• _EXERCISE PROMPT_: Each record that follows must be given again without alteration.

[[ SUPPLIED MATERIAL open ]]

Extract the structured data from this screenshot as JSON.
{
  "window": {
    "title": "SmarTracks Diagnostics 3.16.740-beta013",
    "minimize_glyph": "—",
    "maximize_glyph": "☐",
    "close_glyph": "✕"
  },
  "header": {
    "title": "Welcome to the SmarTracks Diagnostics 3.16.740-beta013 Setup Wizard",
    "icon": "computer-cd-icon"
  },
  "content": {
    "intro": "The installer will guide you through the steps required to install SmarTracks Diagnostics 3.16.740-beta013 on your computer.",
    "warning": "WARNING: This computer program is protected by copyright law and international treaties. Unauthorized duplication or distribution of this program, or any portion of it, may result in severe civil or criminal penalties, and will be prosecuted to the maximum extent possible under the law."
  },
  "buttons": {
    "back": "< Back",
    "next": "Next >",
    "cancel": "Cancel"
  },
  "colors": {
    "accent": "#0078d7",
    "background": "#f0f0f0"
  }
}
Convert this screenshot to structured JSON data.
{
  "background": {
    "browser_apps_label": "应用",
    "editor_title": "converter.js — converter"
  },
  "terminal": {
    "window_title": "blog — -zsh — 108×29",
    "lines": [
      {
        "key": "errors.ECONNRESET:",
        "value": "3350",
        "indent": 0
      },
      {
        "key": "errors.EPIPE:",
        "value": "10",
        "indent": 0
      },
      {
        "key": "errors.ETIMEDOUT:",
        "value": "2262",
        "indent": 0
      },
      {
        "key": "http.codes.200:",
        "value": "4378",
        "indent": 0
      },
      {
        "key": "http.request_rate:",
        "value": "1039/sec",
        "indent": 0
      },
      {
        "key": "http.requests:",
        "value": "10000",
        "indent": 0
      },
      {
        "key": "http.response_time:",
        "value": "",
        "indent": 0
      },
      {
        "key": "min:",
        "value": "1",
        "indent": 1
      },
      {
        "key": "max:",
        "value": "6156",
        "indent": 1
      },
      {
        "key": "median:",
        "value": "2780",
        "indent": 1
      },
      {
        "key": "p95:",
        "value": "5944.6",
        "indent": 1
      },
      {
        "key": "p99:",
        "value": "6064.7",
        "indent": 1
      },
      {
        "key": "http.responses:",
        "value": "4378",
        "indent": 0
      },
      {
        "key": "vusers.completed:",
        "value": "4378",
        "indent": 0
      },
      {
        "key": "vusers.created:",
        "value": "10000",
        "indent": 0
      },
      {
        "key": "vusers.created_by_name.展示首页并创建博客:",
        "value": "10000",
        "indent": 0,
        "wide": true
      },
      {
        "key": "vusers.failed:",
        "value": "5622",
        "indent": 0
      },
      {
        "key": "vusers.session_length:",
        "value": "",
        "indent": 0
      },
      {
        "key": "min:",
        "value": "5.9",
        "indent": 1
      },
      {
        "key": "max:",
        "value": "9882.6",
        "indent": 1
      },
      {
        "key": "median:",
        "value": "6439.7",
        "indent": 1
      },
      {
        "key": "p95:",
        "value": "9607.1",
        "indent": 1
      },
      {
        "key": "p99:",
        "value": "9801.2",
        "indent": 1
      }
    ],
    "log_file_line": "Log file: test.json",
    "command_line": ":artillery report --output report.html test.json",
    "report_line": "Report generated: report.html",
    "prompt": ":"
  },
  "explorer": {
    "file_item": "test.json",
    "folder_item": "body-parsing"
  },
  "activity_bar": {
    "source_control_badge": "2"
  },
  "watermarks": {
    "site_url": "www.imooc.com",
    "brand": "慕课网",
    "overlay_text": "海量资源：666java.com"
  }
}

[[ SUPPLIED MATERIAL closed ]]

• _OUTPUT OF THE TASK_:
Extract the structured data from this screenshot as JSON.
{
  "window": {
    "title": "SmarTracks Diagnostics 3.16.740-beta013",
    "minimize_glyph": "—",
    "maximize_glyph": "☐",
    "close_glyph": "✕"
  },
  "header": {
    "title": "Welcome to the SmarTracks Diagnostics 3.16.740-beta013 Setup Wizard",
    "icon": "computer-cd-icon"
  },
  "content": {
    "intro": "The installer will guide you through the steps required to install SmarTracks Diagnostics 3.16.740-beta013 on your computer.",
    "warning": "WARNING: This computer program is protected by copyright law and international treaties. Unauthorized duplication or distribution of this program, or any portion of it, may result in severe civil or criminal penalties, and will be prosecuted to the maximum extent possible under the law."
  },
  "buttons": {
    "back": "< Back",
    "next": "Next >",
    "cancel": "Cancel"
  },
  "colors": {
    "accent": "#0078d7",
    "background": "#f0f0f0"
  }
}
Convert this screenshot to structured JSON data.
{
  "background": {
    "browser_apps_label": "应用",
    "editor_title": "converter.js — converter"
  },
  "terminal": {
    "window_title": "blog — -zsh — 108×29",
    "lines": [
      {
        "key": "errors.ECONNRESET:",
        "value": "3350",
        "indent": 0
      },
      {
        "key": "errors.EPIPE:",
        "value": "10",
        "indent": 0
      },
      {
        "key": "errors.ETIMEDOUT:",
        "value": "2262",
        "indent": 0
      },
      {
        "key": "http.codes.200:",
        "value": "4378",
        "indent": 0
      },
      {
        "key": "http.request_rate:",
        "value": "1039/sec",
        "indent": 0
      },
      {
        "key": "http.requests:",
        "value": "10000",
        "indent": 0
      },
      {
        "key": "http.response_time:",
        "value": "",
        "indent": 0
      },
      {
        "key": "min:",
        "value": "1",
        "indent": 1
      },
      {
        "key": "max:",
        "value": "6156",
        "indent": 1
      },
      {
        "key": "median:",
        "value": "2780",
        "indent": 1
      },
      {
        "key": "p95:",
        "value": "5944.6",
        "indent": 1
      },
      {
        "key": "p99:",
        "value": "6064.7",
        "indent": 1
      },
      {
        "key": "http.responses:",
        "value": "4378",
        "indent": 0
      },
      {
        "key": "vusers.completed:",
        "value": "4378",
        "indent": 0
      },
      {
        "key": "vusers.created:",
        "value": "10000",
        "indent": 0
      },
      {
        "key": "vusers.created_by_name.展示首页并创建博客:",
        "value": "10000",
        "indent": 0,
        "wide": true
      },
      {
        "key": "vusers.failed:",
        "value": "5622",
        "indent": 0
      },
      {
        "key": "vusers.session_length:",
        "value": "",
        "indent": 0
      },
      {
        "key": "min:",
        "value": "5.9",
        "indent": 1
      },
      {
        "key": "max:",
        "value": "9882.6",
        "indent": 1
      },
      {
        "key": "median:",
        "value": "6439.7",
        "indent": 1
      },
      {
        "key": "p95:",
        "value": "9607.1",
        "indent": 1
      },
      {
        "key": "p99:",
        "value": "9801.2",
        "indent": 1
      }
    ],
    "log_file_line": "Log file: test.json",
    "command_line": ":artillery report --output report.html test.json",
    "report_line": "Report generated: report.html",
    "prompt": ":"
  },
  "explorer": {
    "file_item": "test.json",
    "folder_item": "body-parsing"
  },
  "activity_bar": {
    "source_control_badge": "2"
  },
  "watermarks": {
    "site_url": "www.imooc.com",
    "brand": "慕课网",
    "overlay_text": "海量资源：666java.com"
  }
}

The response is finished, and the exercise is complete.